▸ **What you have to do**: Copy the records below exactly, leaving out any pictures.

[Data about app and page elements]
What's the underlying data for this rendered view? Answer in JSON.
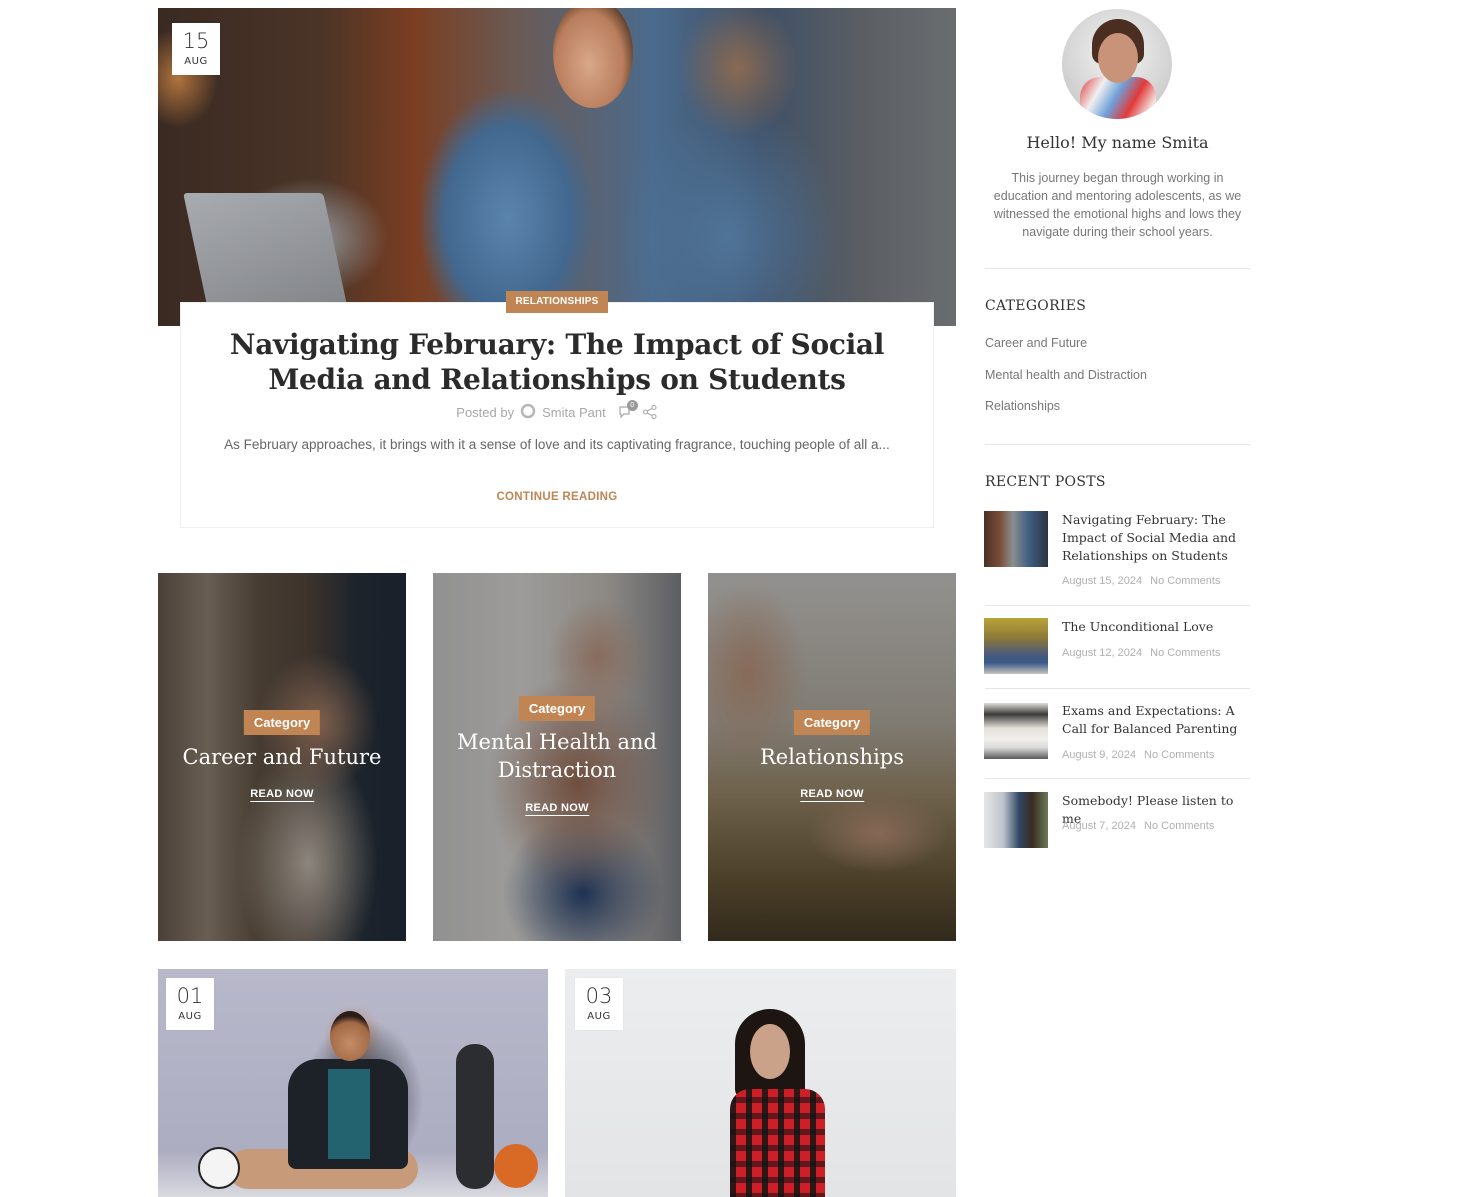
{
  "featured_post": {
    "date_day": "15",
    "date_month": "AUG",
    "category": "RELATIONSHIPS",
    "title": "Navigating February: The Impact of Social Media and Relationships on Students",
    "posted_by_label": "Posted by",
    "author": "Smita Pant",
    "comment_count": "0",
    "excerpt": "As February approaches, it brings with it a sense of love and its captivating fragrance, touching people of all a...",
    "continue_label": "CONTINUE READING",
    "icons": {
      "author": "user-icon",
      "comments": "comment-icon",
      "share": "share-icon"
    }
  },
  "category_tiles": [
    {
      "tag": "Category",
      "title": "Career and Future",
      "cta": "READ NOW"
    },
    {
      "tag": "Category",
      "title": "Mental Health and Distraction",
      "cta": "READ NOW"
    },
    {
      "tag": "Category",
      "title": "Relationships",
      "cta": "READ NOW"
    }
  ],
  "posts": [
    {
      "date_day": "01",
      "date_month": "AUG"
    },
    {
      "date_day": "03",
      "date_month": "AUG"
    }
  ],
  "sidebar": {
    "greeting": "Hello! My name Smita",
    "bio": "This journey began through working in education and mentoring adolescents, as we witnessed the emotional highs and lows they navigate during their school years.",
    "categories_title": "CATEGORIES",
    "categories": [
      "Career and Future",
      "Mental health and Distraction",
      "Relationships"
    ],
    "recent_title": "RECENT POSTS",
    "recent_posts": [
      {
        "title": "Navigating February: The Impact of Social Media and Relationships on Students",
        "date": "August 15, 2024",
        "comments": "No Comments"
      },
      {
        "title": "The Unconditional Love",
        "date": "August 12, 2024",
        "comments": "No Comments"
      },
      {
        "title": "Exams and Expectations: A Call for Balanced Parenting",
        "date": "August 9, 2024",
        "comments": "No Comments"
      },
      {
        "title": "Somebody! Please listen to me",
        "date": "August 7, 2024",
        "comments": "No Comments"
      }
    ]
  },
  "colors": {
    "accent": "#c08552",
    "text": "#333333",
    "muted": "#777777",
    "meta": "#b0b0b0"
  }
}
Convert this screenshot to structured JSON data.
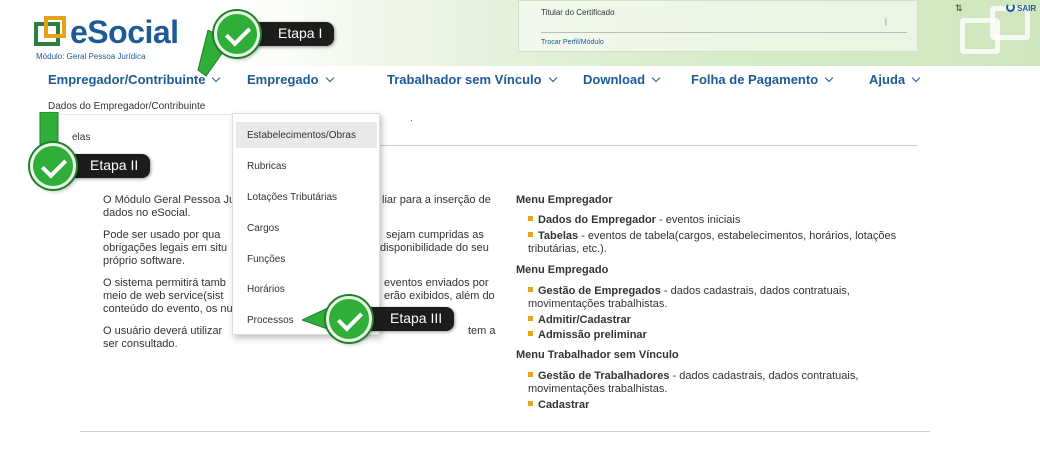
{
  "app": {
    "logo_text": "eSocial",
    "logo_subtitle": "Módulo: Geral Pessoa Jurídica"
  },
  "header": {
    "certificate_label": "Titular do Certificado",
    "certificate_tick": "|",
    "change_profile_link": "Trocar Perfil/Módulo",
    "exit_label": "SAIR"
  },
  "nav": {
    "items": [
      {
        "label": "Empregador/Contribuinte"
      },
      {
        "label": "Empregado"
      },
      {
        "label": "Trabalhador sem Vínculo"
      },
      {
        "label": "Download"
      },
      {
        "label": "Folha de Pagamento"
      },
      {
        "label": "Ajuda"
      }
    ]
  },
  "employer_submenu": {
    "items": [
      {
        "label": "Dados do Empregador/Contribuinte"
      },
      {
        "label": "Tabelas"
      }
    ],
    "tables_visible_fragment": "elas"
  },
  "tables_dropdown": {
    "items": [
      {
        "label": "Estabelecimentos/Obras",
        "active": true
      },
      {
        "label": "Rubricas"
      },
      {
        "label": "Lotações Tributárias"
      },
      {
        "label": "Cargos"
      },
      {
        "label": "Funções"
      },
      {
        "label": "Horários"
      },
      {
        "label": "Processos"
      }
    ]
  },
  "left_text": {
    "p1_left": [
      "O Módulo Geral Pessoa Ju",
      "dados no eSocial."
    ],
    "p1_right": "liar para a inserção de",
    "p2_left": [
      "Pode ser usado por qua",
      "obrigações legais em situ",
      "próprio software."
    ],
    "p2_right": [
      "sejam cumpridas as",
      "disponibilidade do seu"
    ],
    "p3_left": [
      "O sistema permitirá tamb",
      "meio de web service(sist",
      "conteúdo do evento, os nu"
    ],
    "p3_right": [
      "eventos enviados por",
      "erão exibidos, além do"
    ],
    "p4_left": [
      "O usuário deverá utilizar",
      "ser consultado."
    ],
    "p4_right": "tem a"
  },
  "right_column": {
    "sections": [
      {
        "title": "Menu Empregador",
        "items": [
          {
            "bold": "Dados do Empregador",
            "rest": " - eventos iniciais"
          },
          {
            "bold": "Tabelas",
            "rest": " - eventos de tabela(cargos, estabelecimentos, horários, lotações tributárias, etc.)."
          }
        ]
      },
      {
        "title": "Menu Empregado",
        "items": [
          {
            "bold": "Gestão de Empregados",
            "rest": " - dados cadastrais, dados contratuais, movimentações trabalhistas."
          },
          {
            "bold": "Admitir/Cadastrar",
            "rest": ""
          },
          {
            "bold": "Admissão preliminar",
            "rest": ""
          }
        ]
      },
      {
        "title": "Menu Trabalhador sem Vínculo",
        "items": [
          {
            "bold": "Gestão de Trabalhadores",
            "rest": " - dados cadastrais, dados contratuais, movimentações trabalhistas."
          },
          {
            "bold": "Cadastrar",
            "rest": ""
          }
        ]
      }
    ]
  },
  "steps": [
    {
      "label": "Etapa I"
    },
    {
      "label": "Etapa II"
    },
    {
      "label": "Etapa III"
    }
  ],
  "colors": {
    "brand_blue": "#1d5a96",
    "brand_green": "#2d7f3e",
    "bullet_orange": "#e8a317",
    "check_green": "#2fae3a"
  }
}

▸ **Response**:
What's the underlying data for this rendered view? Answer in JSON.
{
  "featured_post": {
    "date_day": "15",
    "date_month": "AUG",
    "category": "RELATIONSHIPS",
    "title": "Navigating February: The Impact of Social Media and Relationships on Students",
    "posted_by_label": "Posted by",
    "author": "Smita Pant",
    "comment_count": "0",
    "excerpt": "As February approaches, it brings with it a sense of love and its captivating fragrance, touching people of all a...",
    "continue_label": "CONTINUE READING",
    "icons": {
      "author": "user-icon",
      "comments": "comment-icon",
      "share": "share-icon"
    }
  },
  "category_tiles": [
    {
      "tag": "Category",
      "title": "Career and Future",
      "cta": "READ NOW"
    },
    {
      "tag": "Category",
      "title": "Mental Health and Distraction",
      "cta": "READ NOW"
    },
    {
      "tag": "Category",
      "title": "Relationships",
      "cta": "READ NOW"
    }
  ],
  "posts": [
    {
      "date_day": "01",
      "date_month": "AUG"
    },
    {
      "date_day": "03",
      "date_month": "AUG"
    }
  ],
  "sidebar": {
    "greeting": "Hello! My name Smita",
    "bio": "This journey began through working in education and mentoring adolescents, as we witnessed the emotional highs and lows they navigate during their school years.",
    "categories_title": "CATEGORIES",
    "categories": [
      "Career and Future",
      "Mental health and Distraction",
      "Relationships"
    ],
    "recent_title": "RECENT POSTS",
    "recent_posts": [
      {
        "title": "Navigating February: The Impact of Social Media and Relationships on Students",
        "date": "August 15, 2024",
        "comments": "No Comments"
      },
      {
        "title": "The Unconditional Love",
        "date": "August 12, 2024",
        "comments": "No Comments"
      },
      {
        "title": "Exams and Expectations: A Call for Balanced Parenting",
        "date": "August 9, 2024",
        "comments": "No Comments"
      },
      {
        "title": "Somebody! Please listen to me",
        "date": "August 7, 2024",
        "comments": "No Comments"
      }
    ]
  },
  "colors": {
    "accent": "#c08552",
    "text": "#333333",
    "muted": "#777777",
    "meta": "#b0b0b0"
  }
}
Convert this screenshot to structured JSON data.
{
  "app": {
    "logo_text": "eSocial",
    "logo_subtitle": "Módulo: Geral Pessoa Jurídica"
  },
  "header": {
    "certificate_label": "Titular do Certificado",
    "certificate_tick": "|",
    "change_profile_link": "Trocar Perfil/Módulo",
    "exit_label": "SAIR"
  },
  "nav": {
    "items": [
      {
        "label": "Empregador/Contribuinte"
      },
      {
        "label": "Empregado"
      },
      {
        "label": "Trabalhador sem Vínculo"
      },
      {
        "label": "Download"
      },
      {
        "label": "Folha de Pagamento"
      },
      {
        "label": "Ajuda"
      }
    ]
  },
  "employer_submenu": {
    "items": [
      {
        "label": "Dados do Empregador/Contribuinte"
      },
      {
        "label": "Tabelas"
      }
    ],
    "tables_visible_fragment": "elas"
  },
  "tables_dropdown": {
    "items": [
      {
        "label": "Estabelecimentos/Obras",
        "active": true
      },
      {
        "label": "Rubricas"
      },
      {
        "label": "Lotações Tributárias"
      },
      {
        "label": "Cargos"
      },
      {
        "label": "Funções"
      },
      {
        "label": "Horários"
      },
      {
        "label": "Processos"
      }
    ]
  },
  "left_text": {
    "p1_left": [
      "O Módulo Geral Pessoa Ju",
      "dados no eSocial."
    ],
    "p1_right": "liar para a inserção de",
    "p2_left": [
      "Pode ser usado por qua",
      "obrigações legais em situ",
      "próprio software."
    ],
    "p2_right": [
      "sejam cumpridas as",
      "disponibilidade do seu"
    ],
    "p3_left": [
      "O sistema permitirá tamb",
      "meio de web service(sist",
      "conteúdo do evento, os nu"
    ],
    "p3_right": [
      "eventos enviados por",
      "erão exibidos, além do"
    ],
    "p4_left": [
      "O usuário deverá utilizar",
      "ser consultado."
    ],
    "p4_right": "tem a"
  },
  "right_column": {
    "sections": [
      {
        "title": "Menu Empregador",
        "items": [
          {
            "bold": "Dados do Empregador",
            "rest": " - eventos iniciais"
          },
          {
            "bold": "Tabelas",
            "rest": " - eventos de tabela(cargos, estabelecimentos, horários, lotações tributárias, etc.)."
          }
        ]
      },
      {
        "title": "Menu Empregado",
        "items": [
          {
            "bold": "Gestão de Empregados",
            "rest": " - dados cadastrais, dados contratuais, movimentações trabalhistas."
          },
          {
            "bold": "Admitir/Cadastrar",
            "rest": ""
          },
          {
            "bold": "Admissão preliminar",
            "rest": ""
          }
        ]
      },
      {
        "title": "Menu Trabalhador sem Vínculo",
        "items": [
          {
            "bold": "Gestão de Trabalhadores",
            "rest": " - dados cadastrais, dados contratuais, movimentações trabalhistas."
          },
          {
            "bold": "Cadastrar",
            "rest": ""
          }
        ]
      }
    ]
  },
  "steps": [
    {
      "label": "Etapa I"
    },
    {
      "label": "Etapa II"
    },
    {
      "label": "Etapa III"
    }
  ],
  "colors": {
    "brand_blue": "#1d5a96",
    "brand_green": "#2d7f3e",
    "bullet_orange": "#e8a317",
    "check_green": "#2fae3a"
  }
}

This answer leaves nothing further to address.